* **PROBLEM**
In the entries below, every line with the string "JSON" is to be reported.

[EXERCISE INPUT — start]

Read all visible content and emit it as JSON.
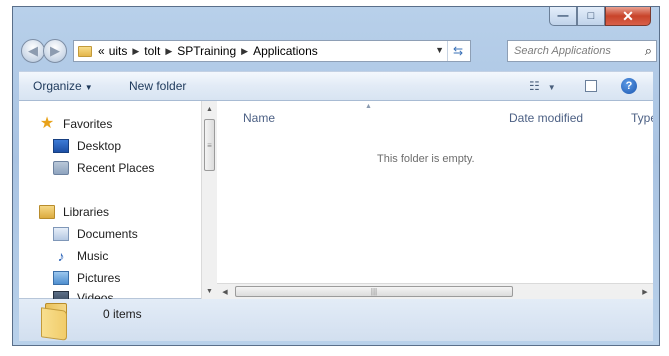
{
  "window": {
    "controls": {
      "minimize": "—",
      "maximize": "□",
      "close": "✕"
    }
  },
  "nav": {
    "back_icon": "back-arrow",
    "forward_icon": "forward-arrow",
    "address": {
      "overflow": "«",
      "crumbs": [
        "uits",
        "tolt",
        "SPTraining",
        "Applications"
      ]
    },
    "search_placeholder": "Search Applications"
  },
  "toolbar": {
    "organize_label": "Organize",
    "new_folder_label": "New folder",
    "help_glyph": "?"
  },
  "sidebar": {
    "items": [
      {
        "label": "Favorites",
        "icon": "star-icon"
      },
      {
        "label": "Desktop",
        "icon": "desktop-icon"
      },
      {
        "label": "Recent Places",
        "icon": "recent-places-icon"
      },
      {
        "label": "Libraries",
        "icon": "libraries-icon"
      },
      {
        "label": "Documents",
        "icon": "documents-icon"
      },
      {
        "label": "Music",
        "icon": "music-icon"
      },
      {
        "label": "Pictures",
        "icon": "pictures-icon"
      },
      {
        "label": "Videos",
        "icon": "videos-icon"
      }
    ]
  },
  "main": {
    "columns": [
      "Name",
      "Date modified",
      "Type"
    ],
    "empty_message": "This folder is empty."
  },
  "details": {
    "items_count": "0 items"
  },
  "colors": {
    "frame": "#b8d0ea",
    "accent": "#1e395b",
    "close": "#c8442a"
  }
}
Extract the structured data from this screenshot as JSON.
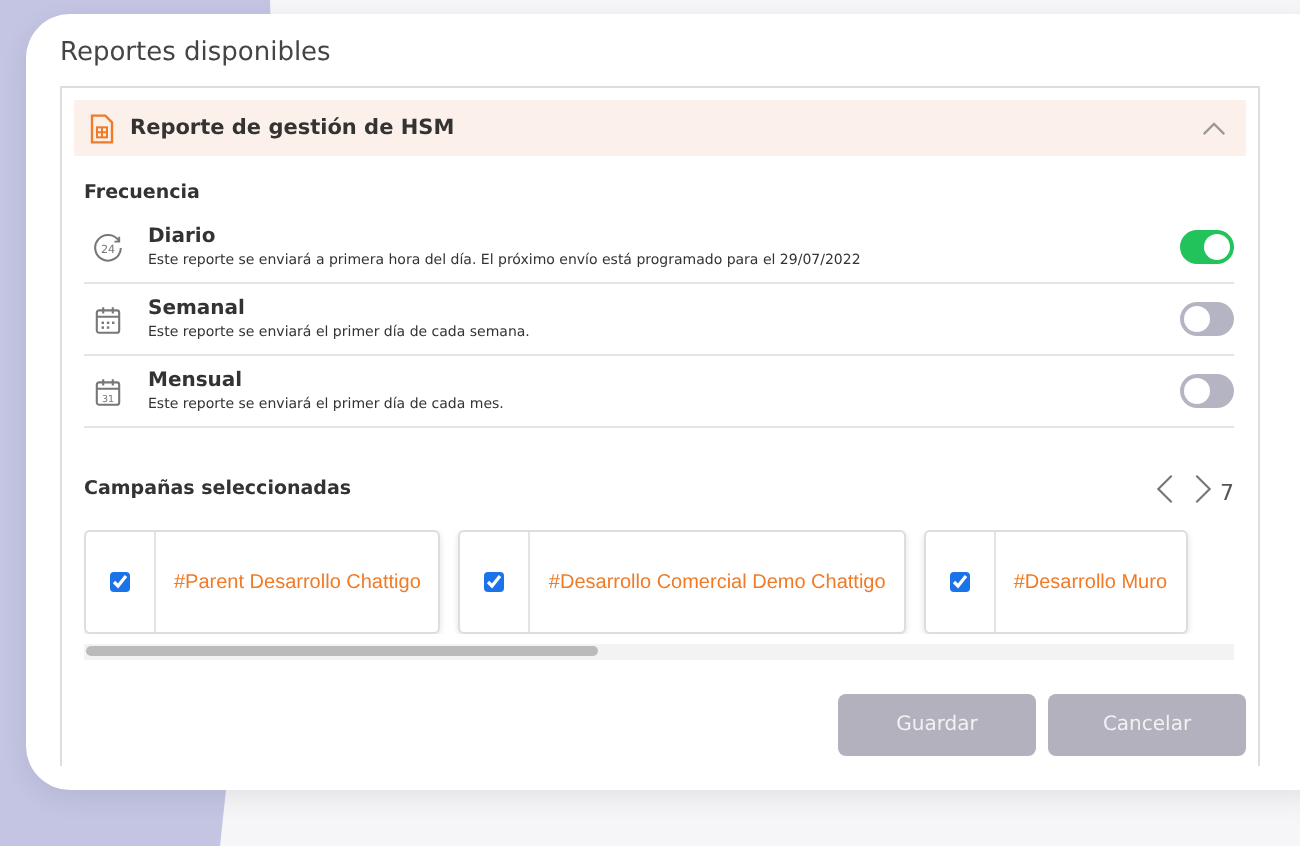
{
  "title": "Reportes disponibles",
  "report": {
    "name": "Reporte de gestión de HSM",
    "expanded": true
  },
  "frequency": {
    "heading": "Frecuencia",
    "options": [
      {
        "name": "Diario",
        "icon_label": "24",
        "description": "Este reporte se enviará a primera hora del día. El próximo envío está programado para el 29/07/2022",
        "on": true
      },
      {
        "name": "Semanal",
        "description": "Este reporte se enviará el primer día de cada semana.",
        "on": false
      },
      {
        "name": "Mensual",
        "icon_label": "31",
        "description": "Este reporte se enviará el primer día de cada mes.",
        "on": false
      }
    ]
  },
  "campaigns": {
    "heading": "Campañas seleccionadas",
    "count": "7",
    "items": [
      {
        "name": "#Parent Desarrollo Chattigo",
        "checked": true
      },
      {
        "name": "#Desarrollo Comercial Demo Chattigo",
        "checked": true
      },
      {
        "name": "#Desarrollo Muro",
        "checked": true
      }
    ]
  },
  "buttons": [
    {
      "label": "Guardar",
      "disabled": true
    },
    {
      "label": "Cancelar",
      "disabled": true
    }
  ]
}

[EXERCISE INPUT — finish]

* **THE ANSWER**
Read all visible content and emit it as JSON.
Extract the structured data from this screenshot as JSON.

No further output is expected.